Kobe Journal of Medical Sciences, 1999
TI: Evaluation of local platelet deposition during laser thermal angioplasty.
AU: Nakagiri-K; Okada-M; Tsuji-Y; Yoshida-M; Yamashita-T
AD: Department of Surgery, Kobe University School of Medicine.
SO: Kobe-J-Med-Sci. 1999 Aug; 45(3-4): 137-48

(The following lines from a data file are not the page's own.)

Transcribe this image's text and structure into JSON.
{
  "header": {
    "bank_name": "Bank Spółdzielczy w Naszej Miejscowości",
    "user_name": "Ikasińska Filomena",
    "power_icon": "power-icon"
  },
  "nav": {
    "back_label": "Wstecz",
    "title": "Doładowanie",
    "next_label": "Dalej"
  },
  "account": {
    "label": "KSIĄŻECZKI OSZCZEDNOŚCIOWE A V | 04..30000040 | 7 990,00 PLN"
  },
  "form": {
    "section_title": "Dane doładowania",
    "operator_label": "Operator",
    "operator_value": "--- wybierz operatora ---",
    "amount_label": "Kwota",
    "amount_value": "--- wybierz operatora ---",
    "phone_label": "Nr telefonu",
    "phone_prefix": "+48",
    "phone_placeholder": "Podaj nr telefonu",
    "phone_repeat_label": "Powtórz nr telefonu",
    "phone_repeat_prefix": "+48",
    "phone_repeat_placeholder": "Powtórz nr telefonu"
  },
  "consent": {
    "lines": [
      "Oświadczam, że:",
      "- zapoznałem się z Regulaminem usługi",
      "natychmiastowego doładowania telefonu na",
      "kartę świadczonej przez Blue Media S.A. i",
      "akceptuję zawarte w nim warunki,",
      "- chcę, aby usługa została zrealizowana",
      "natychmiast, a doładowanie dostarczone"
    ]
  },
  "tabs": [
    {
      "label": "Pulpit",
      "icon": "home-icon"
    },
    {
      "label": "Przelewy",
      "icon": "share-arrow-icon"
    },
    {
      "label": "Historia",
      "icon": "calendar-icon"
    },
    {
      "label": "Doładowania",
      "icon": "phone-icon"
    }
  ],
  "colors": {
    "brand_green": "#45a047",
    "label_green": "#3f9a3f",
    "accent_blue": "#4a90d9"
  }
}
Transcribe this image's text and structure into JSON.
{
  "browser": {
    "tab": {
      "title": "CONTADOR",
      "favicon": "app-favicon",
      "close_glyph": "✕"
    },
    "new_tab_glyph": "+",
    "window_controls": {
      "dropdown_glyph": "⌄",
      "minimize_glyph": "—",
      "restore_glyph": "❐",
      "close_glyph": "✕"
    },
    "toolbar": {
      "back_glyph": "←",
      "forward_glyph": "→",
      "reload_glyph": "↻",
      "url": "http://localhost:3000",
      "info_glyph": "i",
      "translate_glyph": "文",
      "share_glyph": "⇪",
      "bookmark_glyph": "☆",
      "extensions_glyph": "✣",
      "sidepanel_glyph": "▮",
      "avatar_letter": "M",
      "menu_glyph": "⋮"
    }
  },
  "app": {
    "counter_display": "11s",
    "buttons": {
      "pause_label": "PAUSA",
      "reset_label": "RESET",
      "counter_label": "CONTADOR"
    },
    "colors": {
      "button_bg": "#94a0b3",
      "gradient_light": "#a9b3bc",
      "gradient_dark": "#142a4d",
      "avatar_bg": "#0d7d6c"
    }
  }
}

AB: Laser thermal angioplasty is one of the brand-new transluminal interventions for arterial occlusive disease. And one of the most important prognostic factors of this intervention is the degree of local platelet deposition which causes the acute platelet thrombus and increases the proliferation of smooth muscle cells. The purpose of this study is to assess the degree of platelet deposition on the laser ablated area and to investigate the optimal conditions of laser ablation from the point of thrombogenesis. First of all, the laser ablations of various delivered energy were carried out on canine femoral arteries, then thrombus formation after laser ablation was evaluated with angioscopy. No thrombus was recognized on all ablated areas in the cases with a laser energy of 16 Joule (J) and 20 J. On the other hand, small thrombus on the ablated area was observed in 1 of 4 cases (25%) with that of 24 J, and in 2 of 4 cases (50%) with that of 30 J. Then, the degree of platelet deposition on the laser ablated area was evaluated with platelet labeled radioimmunoassay. Laser ablations were employed in canine femoral arteries varying delivered laser energy. There were no differences in the numbers of platelet deposition when the laser energy for one shot was within 24 J. The numbers of platelet deposition with a laser energy of 30 J and 45 J were significantly (p < 0.05) higher than those with a laser energy within 24 J. The numbers of platelet deposition were gradually increased related to the frequency of laser ablations, and the numbers of platelet depositions in 10 repeated laser ablations of 16 J and 20 J were significantly (p < 0.05) higher than that in single laser ablation of 16 J and 20 J. From the aspect of local platelet deposition, the optimal laser energy for one shot should be restricted within 24 J and the repeated ablation was the most appropriate method of laser thermal ablation.